- [RECORDS FOR THE TASK]
▼

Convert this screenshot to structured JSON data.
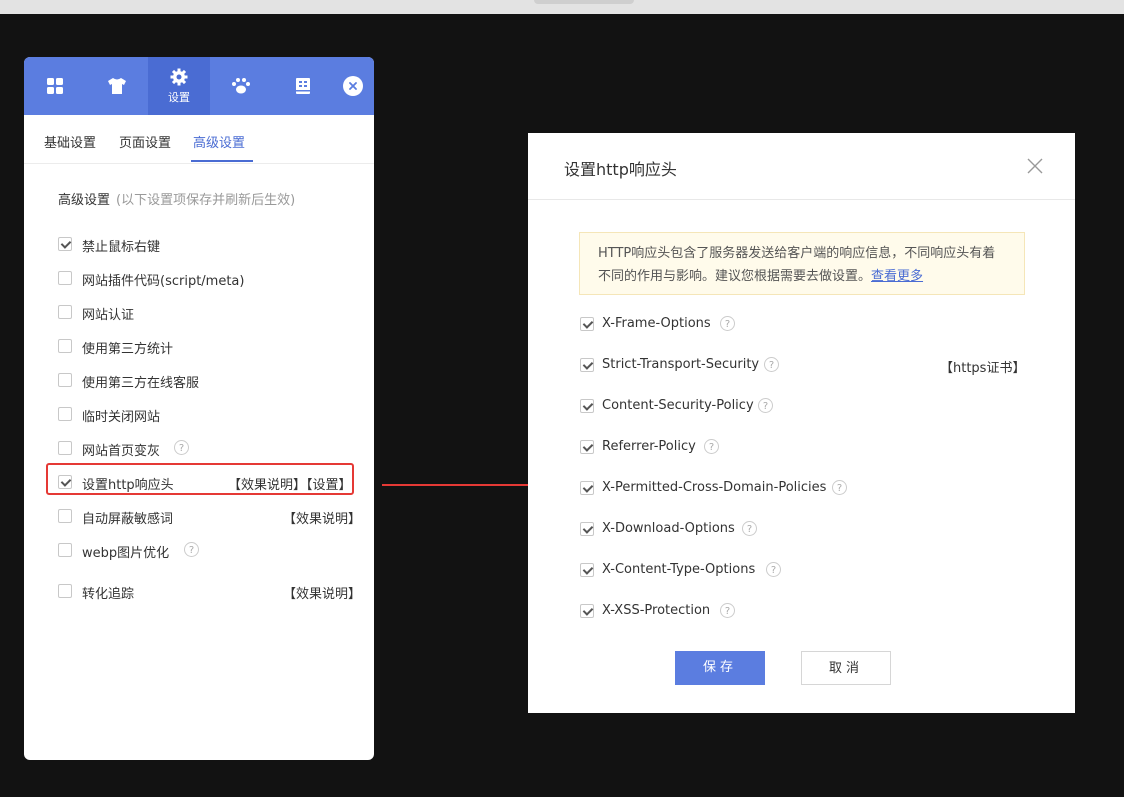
{
  "panel": {
    "tabs": [
      {
        "icon": "grid-icon",
        "label": ""
      },
      {
        "icon": "shirt-icon",
        "label": ""
      },
      {
        "icon": "gear-icon",
        "label": "设置"
      },
      {
        "icon": "paw-icon",
        "label": ""
      },
      {
        "icon": "book-icon",
        "label": ""
      }
    ],
    "subtabs": [
      "基础设置",
      "页面设置",
      "高级设置"
    ],
    "active_subtab": 2,
    "section_title": "高级设置",
    "section_note": "(以下设置项保存并刷新后生效)",
    "rows": [
      {
        "label": "禁止鼠标右键",
        "checked": true
      },
      {
        "label": "网站插件代码(script/meta)",
        "checked": false
      },
      {
        "label": "网站认证",
        "checked": false
      },
      {
        "label": "使用第三方统计",
        "checked": false
      },
      {
        "label": "使用第三方在线客服",
        "checked": false
      },
      {
        "label": "临时关闭网站",
        "checked": false
      },
      {
        "label": "网站首页变灰",
        "checked": false,
        "help": "?"
      },
      {
        "label": "设置http响应头",
        "checked": true,
        "links": "【效果说明】【设置】"
      },
      {
        "label": "自动屏蔽敏感词",
        "checked": false,
        "links": "【效果说明】"
      },
      {
        "label": "webp图片优化",
        "checked": false,
        "help": "?"
      },
      {
        "label": "转化追踪",
        "checked": false,
        "links": "【效果说明】"
      }
    ]
  },
  "modal": {
    "title": "设置http响应头",
    "notice_text": "HTTP响应头包含了服务器发送给客户端的响应信息，不同响应头有着不同的作用与影响。建议您根据需要去做设置。",
    "notice_link": "查看更多",
    "headers": [
      {
        "label": "X-Frame-Options",
        "checked": true,
        "help": "?"
      },
      {
        "label": "Strict-Transport-Security",
        "checked": true,
        "help": "?",
        "extra": "【https证书】"
      },
      {
        "label": "Content-Security-Policy",
        "checked": true,
        "help": "?"
      },
      {
        "label": "Referrer-Policy",
        "checked": true,
        "help": "?"
      },
      {
        "label": "X-Permitted-Cross-Domain-Policies",
        "checked": true,
        "help": "?"
      },
      {
        "label": "X-Download-Options",
        "checked": true,
        "help": "?"
      },
      {
        "label": "X-Content-Type-Options",
        "checked": true,
        "help": "?"
      },
      {
        "label": "X-XSS-Protection",
        "checked": true,
        "help": "?"
      }
    ],
    "save_label": "保存",
    "cancel_label": "取消"
  },
  "colors": {
    "accent": "#5b7de0",
    "highlight": "#e53935"
  }
}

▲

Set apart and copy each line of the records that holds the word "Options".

- [FINISHED EXERCISE]
        "label": "X-Frame-Options",
        "label": "X-Download-Options",
        "label": "X-Content-Type-Options",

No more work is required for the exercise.